files in the iTunes application folder could overwrite evidence on the target iPhone. When the iPhone is plugged into
the forensic Mac, iTunes will allow the examiner to sync or
backup the data on the iPhone to the forensic Mac. The data
captured through this process includes SMS, contacts, phone
calls, and notes. Using iTunes to back up or sync the iPhone
will not capture all data that is viewable to the user on the
iPhone. It appears this preservation method does not capture
potential evidence in the form of photos, videos, Internet usage and more.
If the iPhone is password protected, you will need to enter
the password into the iPhone in order for iTunes to recognize
the device. Be careful when guessing passwords: ten incorrect
attempts will trigger a secure wipe on the iPhone, rendering
data unrecoverable.
Tools are available that can unlock or “hack” an iPhone, allowing data to be extracted directly from the phone. Once an
iPhone is unlocked, its internal IMEI number will no longer
match the IMEI number associated with the iPhone and the
warranty offered by Apple will be void. There is a need for
further research to determine whether tools that unlock or
“hack” the iPhone leave behind any “footprints” that may adversely affect forensic analysis of the captured data.
Tips for successful preservation
• Move quickly to minimize transmission of data to or
from a handheld by disabling the radio
• Do not allow the device to lose power
• Collect all cables, cradles, power supplies and manuals where possible
• When dealing with iPhones, preserve the host computer
• Use only the original SIM or a “Safety SIM”
• Do not auto sync iPhones with iTunes (Phoenix Data Group 2007).
©2008 Information Systems Security Association • • [email protected] • Permission for author use only.
Forensic Preservation of Handheld Devices | Dana J. Lesemann and Heather Mahalik
• Look for media cards that may reside in handhelds
• Check with the manufacturer for up-to-date information on latest forensic tools
• Obtain and disable passwords when possible
• Always have a backup plan
PDAs, cell phones and iPhones are no longer a novelty but
are ubiquitous. As the reliance on “technology in the palm
of your hand” increases, cell phones and other handheld devices will be adapted and put to the same uses as computers.
These days handheld devices are no longer used just to make
phone calls. They hold a variety of data that may be probative in civil, criminal and regulatory matters.

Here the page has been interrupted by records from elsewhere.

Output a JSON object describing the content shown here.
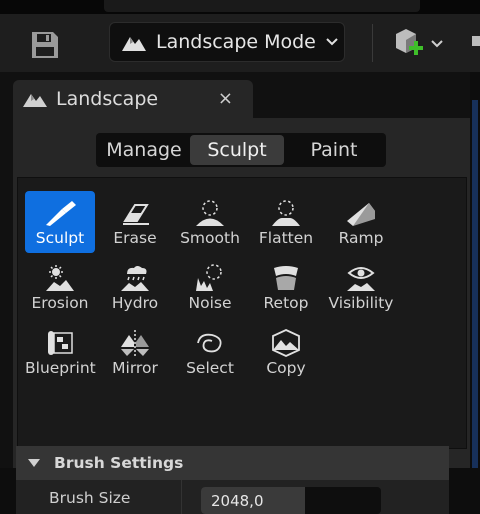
{
  "toolbar": {
    "mode_label": "Landscape Mode",
    "save_icon": "save-icon",
    "add_icon": "add-actor-icon"
  },
  "panel": {
    "tab_title": "Landscape",
    "close_glyph": "×",
    "modes": [
      {
        "label": "Manage",
        "active": false
      },
      {
        "label": "Sculpt",
        "active": true
      },
      {
        "label": "Paint",
        "active": false
      }
    ],
    "tools": [
      {
        "label": "Sculpt",
        "icon": "sculpt-brush-icon",
        "active": true
      },
      {
        "label": "Erase",
        "icon": "erase-icon",
        "active": false
      },
      {
        "label": "Smooth",
        "icon": "smooth-icon",
        "active": false
      },
      {
        "label": "Flatten",
        "icon": "flatten-icon",
        "active": false
      },
      {
        "label": "Ramp",
        "icon": "ramp-icon",
        "active": false
      },
      {
        "label": "Erosion",
        "icon": "erosion-icon",
        "active": false
      },
      {
        "label": "Hydro",
        "icon": "hydro-icon",
        "active": false
      },
      {
        "label": "Noise",
        "icon": "noise-icon",
        "active": false
      },
      {
        "label": "Retop",
        "icon": "retop-icon",
        "active": false
      },
      {
        "label": "Visibility",
        "icon": "visibility-icon",
        "active": false
      },
      {
        "label": "Blueprint",
        "icon": "blueprint-icon",
        "active": false
      },
      {
        "label": "Mirror",
        "icon": "mirror-icon",
        "active": false
      },
      {
        "label": "Select",
        "icon": "select-icon",
        "active": false
      },
      {
        "label": "Copy",
        "icon": "copy-icon",
        "active": false
      }
    ],
    "brush_settings": {
      "title": "Brush Settings",
      "brush_size_label": "Brush Size",
      "brush_size_value": "2048,0"
    }
  },
  "colors": {
    "accent": "#0f6fe0",
    "add_green": "#3fbf2a"
  }
}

The panoply of
different handheld devices available, however, poses unique
challenges to the digital forensic examiner in terms of methods, tools, and procedures for preservation of the data. None
of these challenges are insurmountable, but they do require

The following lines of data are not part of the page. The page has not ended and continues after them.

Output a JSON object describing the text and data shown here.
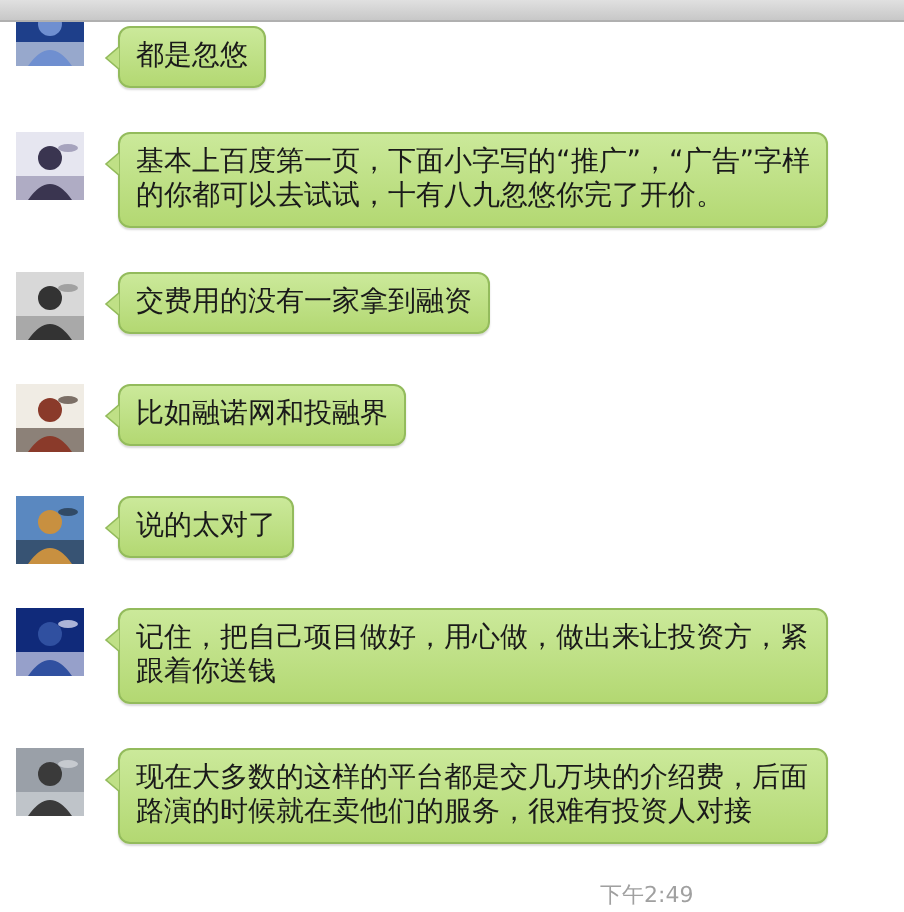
{
  "messages": [
    {
      "text": "都是忽悠"
    },
    {
      "text": "基本上百度第一页，下面小字写的“推广”，“广告”字样的你都可以去试试，十有八九忽悠你完了开价。"
    },
    {
      "text": "交费用的没有一家拿到融资"
    },
    {
      "text": "比如融诺网和投融界"
    },
    {
      "text": "说的太对了"
    },
    {
      "text": "记住，把自己项目做好，用心做，做出来让投资方，紧跟着你送钱"
    },
    {
      "text": "现在大多数的这样的平台都是交几万块的介绍费，后面路演的时候就在卖他们的服务，很难有投资人对接"
    }
  ],
  "timestamp": "下午2:49"
}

familiarity with and full considerations of the options.
ISSA Journal | November 2008
About the Authors
Dana J. Lesemann is Managing Director and Deputy General Counsel in Stroz
Friedberg’s Washington, DC Office, where

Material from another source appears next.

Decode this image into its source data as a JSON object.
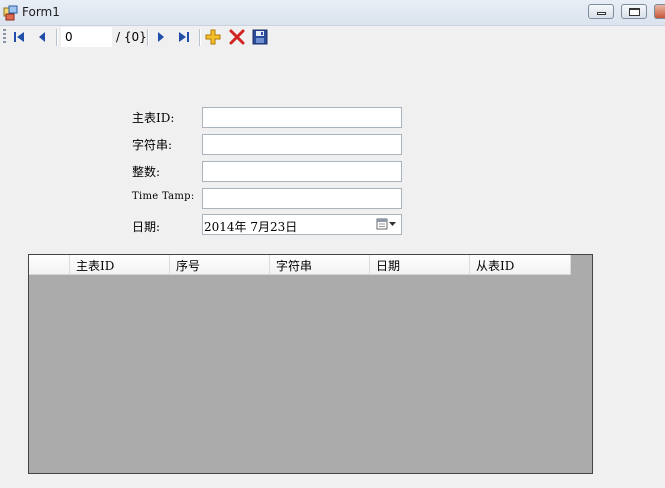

she manages domestic and multi-national
engagements involving data preservation
and analysis in connection with internal
corporate investigations and electronic discovery. Her prior government service include serving as Counsel
to the Senate and House Intelligence Committees’ Joint Inquiry
into the September 11th Attacks. She may be reached at [email protected]
Heather N. Mahalik is a Digital Forensic
Examiner in Stroz Friedberg’s Washington
DC office. She is a Certified Forensic Computer Examiner, a Certified Electronic
Evidence Collection Specialist, and is A+
Certified. Recent project work has included
the establishment of mobile electronic-discovery process capabilities in EU countries
and the structuring of data processing protocols to comply with EU privacy laws. She may be reached at
[email protected]
©2008 Information Systems Security Association • • [email protected] • Permission for author use only.